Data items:
....
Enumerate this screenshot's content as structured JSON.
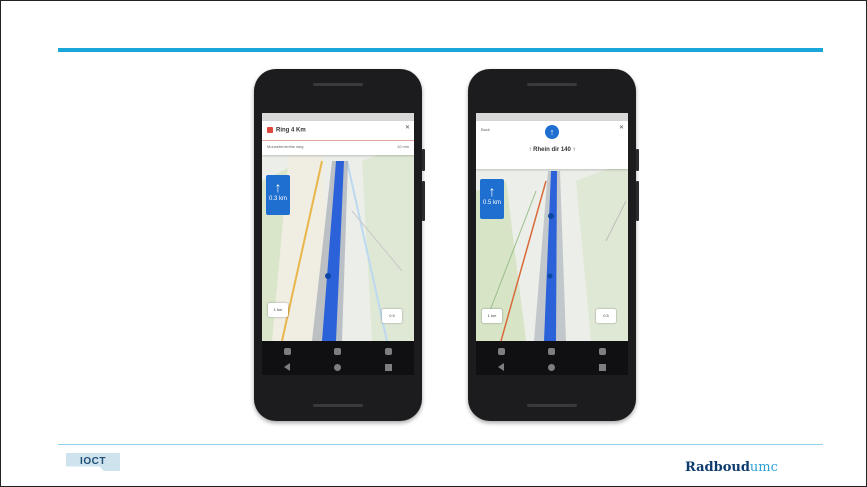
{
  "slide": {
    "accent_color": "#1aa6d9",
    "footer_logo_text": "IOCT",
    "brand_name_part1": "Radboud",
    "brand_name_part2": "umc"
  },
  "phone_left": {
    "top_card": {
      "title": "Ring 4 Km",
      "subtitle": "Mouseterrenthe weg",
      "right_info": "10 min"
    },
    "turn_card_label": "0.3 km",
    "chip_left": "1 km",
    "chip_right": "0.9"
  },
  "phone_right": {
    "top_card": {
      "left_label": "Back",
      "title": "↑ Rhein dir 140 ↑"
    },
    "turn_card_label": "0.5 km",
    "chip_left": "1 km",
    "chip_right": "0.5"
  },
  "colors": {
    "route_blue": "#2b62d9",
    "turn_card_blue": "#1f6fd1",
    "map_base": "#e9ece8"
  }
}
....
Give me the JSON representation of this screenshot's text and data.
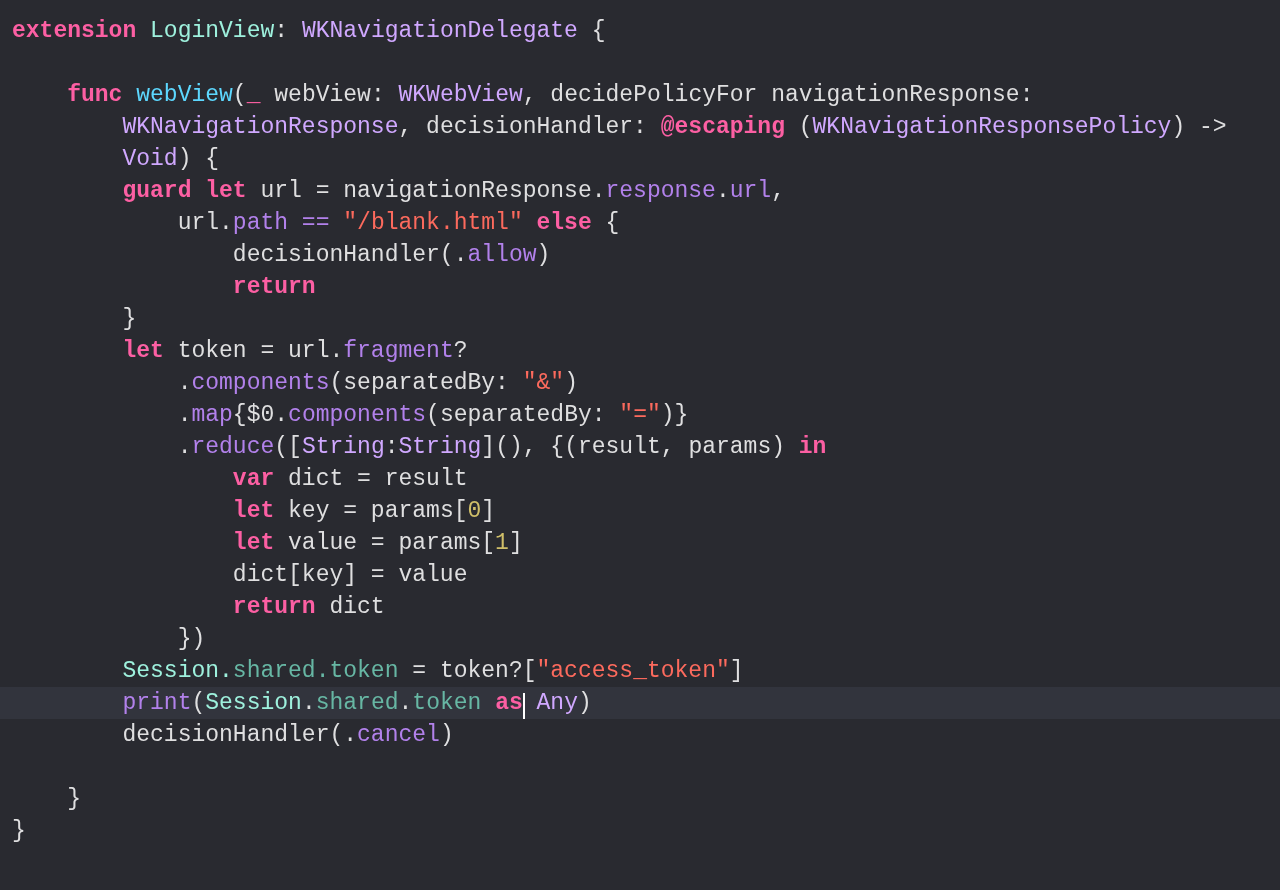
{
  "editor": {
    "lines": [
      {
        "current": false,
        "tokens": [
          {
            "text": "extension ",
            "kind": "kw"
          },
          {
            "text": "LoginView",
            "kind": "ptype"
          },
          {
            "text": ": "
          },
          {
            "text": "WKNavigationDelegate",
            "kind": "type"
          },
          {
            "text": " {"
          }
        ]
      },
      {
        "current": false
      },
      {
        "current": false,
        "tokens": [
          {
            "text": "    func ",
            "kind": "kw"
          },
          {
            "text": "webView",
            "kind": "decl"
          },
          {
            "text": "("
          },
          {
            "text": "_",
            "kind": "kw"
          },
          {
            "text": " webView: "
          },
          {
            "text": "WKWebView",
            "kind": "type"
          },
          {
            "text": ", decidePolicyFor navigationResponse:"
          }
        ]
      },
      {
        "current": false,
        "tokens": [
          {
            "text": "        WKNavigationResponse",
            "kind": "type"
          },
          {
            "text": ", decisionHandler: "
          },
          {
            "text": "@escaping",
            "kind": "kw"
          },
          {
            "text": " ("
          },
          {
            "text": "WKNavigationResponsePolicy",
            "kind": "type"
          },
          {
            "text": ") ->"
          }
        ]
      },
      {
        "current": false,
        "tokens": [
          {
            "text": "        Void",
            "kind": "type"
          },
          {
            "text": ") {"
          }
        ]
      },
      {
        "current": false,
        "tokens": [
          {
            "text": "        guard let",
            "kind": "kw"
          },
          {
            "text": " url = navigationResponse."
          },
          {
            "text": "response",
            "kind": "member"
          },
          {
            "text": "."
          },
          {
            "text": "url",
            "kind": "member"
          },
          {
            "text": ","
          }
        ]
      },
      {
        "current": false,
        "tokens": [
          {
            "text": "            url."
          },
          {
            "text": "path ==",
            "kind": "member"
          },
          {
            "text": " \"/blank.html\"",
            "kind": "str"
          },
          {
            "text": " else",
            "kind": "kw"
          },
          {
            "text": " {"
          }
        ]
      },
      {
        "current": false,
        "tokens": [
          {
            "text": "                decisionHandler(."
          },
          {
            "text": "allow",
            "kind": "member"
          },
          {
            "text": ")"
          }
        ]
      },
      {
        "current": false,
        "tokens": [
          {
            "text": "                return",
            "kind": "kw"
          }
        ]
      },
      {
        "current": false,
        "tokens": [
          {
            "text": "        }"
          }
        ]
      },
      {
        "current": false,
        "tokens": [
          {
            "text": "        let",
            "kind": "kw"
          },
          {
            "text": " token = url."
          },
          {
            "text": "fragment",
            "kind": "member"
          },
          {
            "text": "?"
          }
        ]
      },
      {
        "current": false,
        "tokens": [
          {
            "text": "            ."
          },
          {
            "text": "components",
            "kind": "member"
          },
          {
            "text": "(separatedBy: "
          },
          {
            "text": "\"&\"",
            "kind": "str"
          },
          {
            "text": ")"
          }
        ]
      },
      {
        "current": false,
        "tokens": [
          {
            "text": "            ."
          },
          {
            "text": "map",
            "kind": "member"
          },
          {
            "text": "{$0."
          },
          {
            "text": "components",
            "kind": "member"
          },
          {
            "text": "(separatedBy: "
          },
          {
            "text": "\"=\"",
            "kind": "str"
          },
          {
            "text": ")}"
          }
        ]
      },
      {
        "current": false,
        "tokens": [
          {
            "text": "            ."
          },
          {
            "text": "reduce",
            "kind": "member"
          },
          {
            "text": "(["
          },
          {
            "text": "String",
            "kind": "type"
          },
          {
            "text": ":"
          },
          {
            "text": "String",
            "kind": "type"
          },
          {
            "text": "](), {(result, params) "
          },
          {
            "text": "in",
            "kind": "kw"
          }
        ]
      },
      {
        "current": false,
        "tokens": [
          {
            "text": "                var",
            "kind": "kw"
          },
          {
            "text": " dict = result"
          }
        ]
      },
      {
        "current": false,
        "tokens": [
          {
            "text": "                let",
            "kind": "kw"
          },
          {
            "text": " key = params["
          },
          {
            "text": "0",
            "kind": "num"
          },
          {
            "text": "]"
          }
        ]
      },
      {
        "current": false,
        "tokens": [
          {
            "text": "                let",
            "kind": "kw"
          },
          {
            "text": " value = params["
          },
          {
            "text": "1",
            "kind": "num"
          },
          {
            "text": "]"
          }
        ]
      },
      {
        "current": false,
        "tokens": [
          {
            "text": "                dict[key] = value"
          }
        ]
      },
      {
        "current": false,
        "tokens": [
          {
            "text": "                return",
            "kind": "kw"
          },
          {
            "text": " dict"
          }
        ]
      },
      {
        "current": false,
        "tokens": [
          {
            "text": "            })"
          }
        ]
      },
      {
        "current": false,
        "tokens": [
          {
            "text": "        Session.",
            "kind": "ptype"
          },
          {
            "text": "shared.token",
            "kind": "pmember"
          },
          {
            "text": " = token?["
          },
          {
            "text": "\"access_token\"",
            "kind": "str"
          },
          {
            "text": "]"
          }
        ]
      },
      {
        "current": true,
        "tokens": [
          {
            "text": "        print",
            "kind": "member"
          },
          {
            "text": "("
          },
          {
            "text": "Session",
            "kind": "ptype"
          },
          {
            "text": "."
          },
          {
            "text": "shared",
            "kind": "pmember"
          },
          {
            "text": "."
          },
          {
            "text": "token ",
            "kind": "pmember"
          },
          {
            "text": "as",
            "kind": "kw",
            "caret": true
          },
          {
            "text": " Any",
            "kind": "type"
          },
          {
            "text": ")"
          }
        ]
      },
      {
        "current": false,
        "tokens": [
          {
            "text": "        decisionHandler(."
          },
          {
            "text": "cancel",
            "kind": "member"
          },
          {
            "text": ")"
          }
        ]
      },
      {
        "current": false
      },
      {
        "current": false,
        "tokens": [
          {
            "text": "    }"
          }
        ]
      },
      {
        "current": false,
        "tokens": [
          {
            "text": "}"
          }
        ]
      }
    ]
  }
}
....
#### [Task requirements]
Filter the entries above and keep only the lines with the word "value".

#### [Your response]
            "text": " value = params["
            "text": "                dict[key] = value"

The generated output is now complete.